A couple of things to put your mind at ease as you start to come back into the classroom setting:
FIRST AID COURSES:
Image by: Alex Baumel
Spring has arrived, which means warmer weather, blooming flowers, and the return of bugs! That’s right, mosquitos, ticks, wasps, and the like are back in town. This means that it’s the perfect time to brush up on your bug bite knowledge. Below, we outline a few key tips for treating different kinds of mild bug bites this spring and summer.
First thing’s first, move to a safe space away from the insect(s) that bit or stung you. Stay calm by taking a few deep breaths. From there, remove the stinger if necessary and then wash the affected area, ideally with soap and water.
To reduce pain and swelling, apply a cold compress. This can either be a cloth dampened with cold water, or ice cubes or an ice pack wrapped in a cloth. If the bite or sting is on your arm or leg, do your best to elevate it in order to further reduce inflammation.
Finally, depending on the type of insect that stung or bit you, you will need to take the appropriate medicine. If your bite is itchy, you’ll want to take an over-the-counter antihistamine, or topically apply a 0.5 or 1 percent hydrocortisone cream or calamine lotion. Alternatively, if you’re more concerned with the pain from the bite, then taking an over-the-counter painkiller like ibuprofen or aspirin should help.
The vast majority of insect bites or stings will cause a mild reaction. However, if the affected person experiences any of the following symptoms, then emergency care may be required:
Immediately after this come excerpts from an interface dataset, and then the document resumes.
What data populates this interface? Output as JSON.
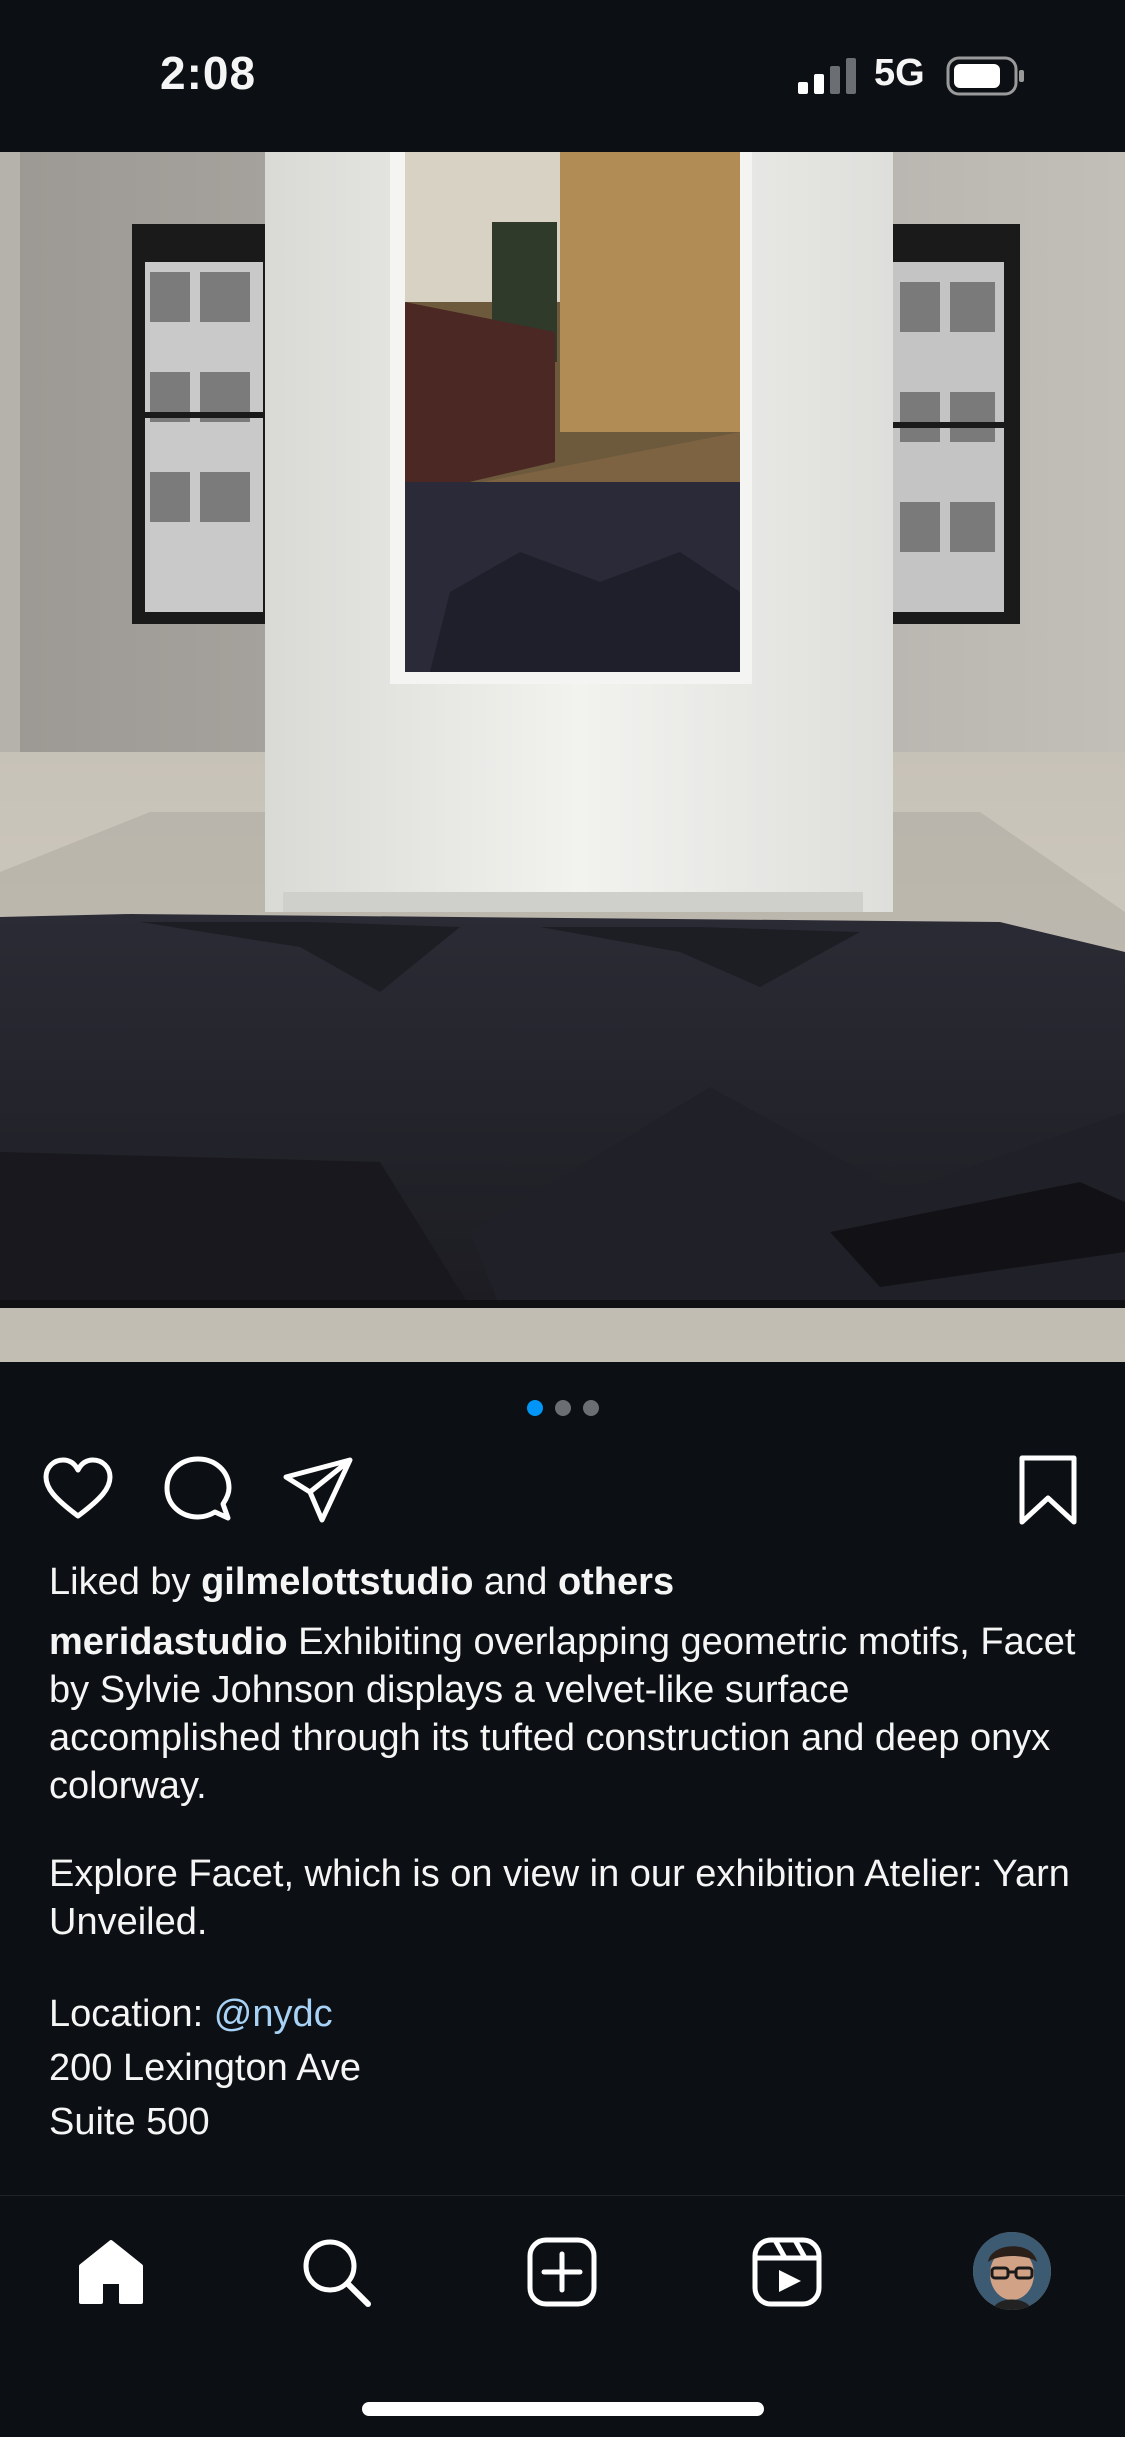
{
  "status_bar": {
    "time": "2:08",
    "network": "5G",
    "signal_icon": "cellular-signal-icon",
    "battery_icon": "battery-icon"
  },
  "post": {
    "image_description_icon": "gallery-carpet-photo",
    "carousel": {
      "count": 3,
      "active_index": 0
    },
    "actions": {
      "like_icon": "heart-icon",
      "comment_icon": "comment-icon",
      "share_icon": "send-icon",
      "save_icon": "bookmark-icon"
    },
    "likes": {
      "prefix": "Liked by ",
      "user": "gilmelottstudio",
      "and": " and ",
      "others": "others"
    },
    "caption": {
      "username": "meridastudio",
      "text": " Exhibiting overlapping geometric motifs, Facet by Sylvie Johnson displays a velvet-like surface accomplished through its tufted construction and deep onyx colorway.",
      "para2": "Explore Facet, which is on view in our exhibition Atelier: Yarn Unveiled.",
      "location_label": "Location: ",
      "location_mention": "@nydc",
      "address_line1": "200 Lexington Ave",
      "address_line2": "Suite 500"
    }
  },
  "bottom_nav": {
    "items": [
      "home-icon",
      "search-icon",
      "new-post-icon",
      "reels-icon",
      "profile-avatar"
    ]
  },
  "colors": {
    "background": "#0c1014",
    "text": "#f5f5f5",
    "accent": "#0095f6",
    "mention": "#a8d2f5"
  }
}
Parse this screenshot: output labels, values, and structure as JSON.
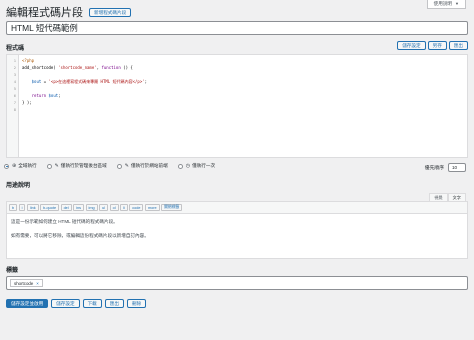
{
  "help_tab": {
    "label": "使用說明"
  },
  "header": {
    "title": "編輯程式碼片段",
    "add_new_label": "新增程式碼片段"
  },
  "snippet": {
    "title_value": "HTML 短代碼範例"
  },
  "code_section": {
    "label": "程式碼",
    "actions": [
      "儲存設定",
      "另存",
      "匯出"
    ],
    "line_numbers": [
      "1",
      "2",
      "3",
      "4",
      "5",
      "6",
      "7",
      "8"
    ],
    "lines": [
      {
        "parts": [
          {
            "t": "<?php",
            "c": "cm"
          }
        ]
      },
      {
        "parts": [
          {
            "t": "add_shortcode( ",
            "c": ""
          },
          {
            "t": "'shortcode_name'",
            "c": "str"
          },
          {
            "t": ", ",
            "c": ""
          },
          {
            "t": "function",
            "c": "kw"
          },
          {
            "t": " () {",
            "c": ""
          }
        ]
      },
      {
        "parts": [
          {
            "t": "",
            "c": ""
          }
        ]
      },
      {
        "parts": [
          {
            "t": "    ",
            "c": ""
          },
          {
            "t": "$out",
            "c": "var"
          },
          {
            "t": " = ",
            "c": ""
          },
          {
            "t": "'<p>在這裡寫程式碼來專屬 HTML 短代碼內容</p>'",
            "c": "str"
          },
          {
            "t": ";",
            "c": ""
          }
        ]
      },
      {
        "parts": [
          {
            "t": "",
            "c": ""
          }
        ]
      },
      {
        "parts": [
          {
            "t": "    ",
            "c": ""
          },
          {
            "t": "return",
            "c": "kw"
          },
          {
            "t": " ",
            "c": ""
          },
          {
            "t": "$out",
            "c": "var"
          },
          {
            "t": ";",
            "c": ""
          }
        ]
      },
      {
        "parts": [
          {
            "t": "} );",
            "c": ""
          }
        ]
      },
      {
        "parts": [
          {
            "t": "",
            "c": ""
          }
        ]
      }
    ]
  },
  "scope": {
    "options": [
      {
        "label": "全域執行",
        "icon": "globe-icon",
        "checked": true
      },
      {
        "label": "僅執行於管理後台區域",
        "icon": "wrench-icon",
        "checked": false
      },
      {
        "label": "僅執行於網站前端",
        "icon": "wrench-icon",
        "checked": false
      },
      {
        "label": "僅執行一次",
        "icon": "clock-icon",
        "checked": false
      }
    ],
    "priority_label": "優先順序",
    "priority_value": "10"
  },
  "description": {
    "label": "用途說明",
    "mode_tabs": [
      "視覺",
      "文字"
    ],
    "quicktags": [
      "b",
      "i",
      "link",
      "b-quote",
      "del",
      "ins",
      "img",
      "ul",
      "ol",
      "li",
      "code",
      "more",
      "關閉標籤"
    ],
    "paragraphs": [
      "這是一份示範如何建立 HTML 短代碼的程式碼片段。",
      "如有需要，可以將它移除，或編輯這份程式碼片段以新增自訂內容。"
    ]
  },
  "tags": {
    "label": "標籤",
    "items": [
      "shortcode"
    ]
  },
  "footer_buttons": [
    "儲存設定並啟用",
    "儲存設定",
    "下載",
    "匯出",
    "刪除"
  ],
  "colors": {
    "accent": "#2271b1",
    "background": "#f0f0f1"
  }
}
In the case of an emergency, such as a severe reaction to a bug bite, knowing basic first aid can make a huge difference. Sign up for the L.I.T. First Aid and Lifeguard Training courses to learn important first aid skills and CPR.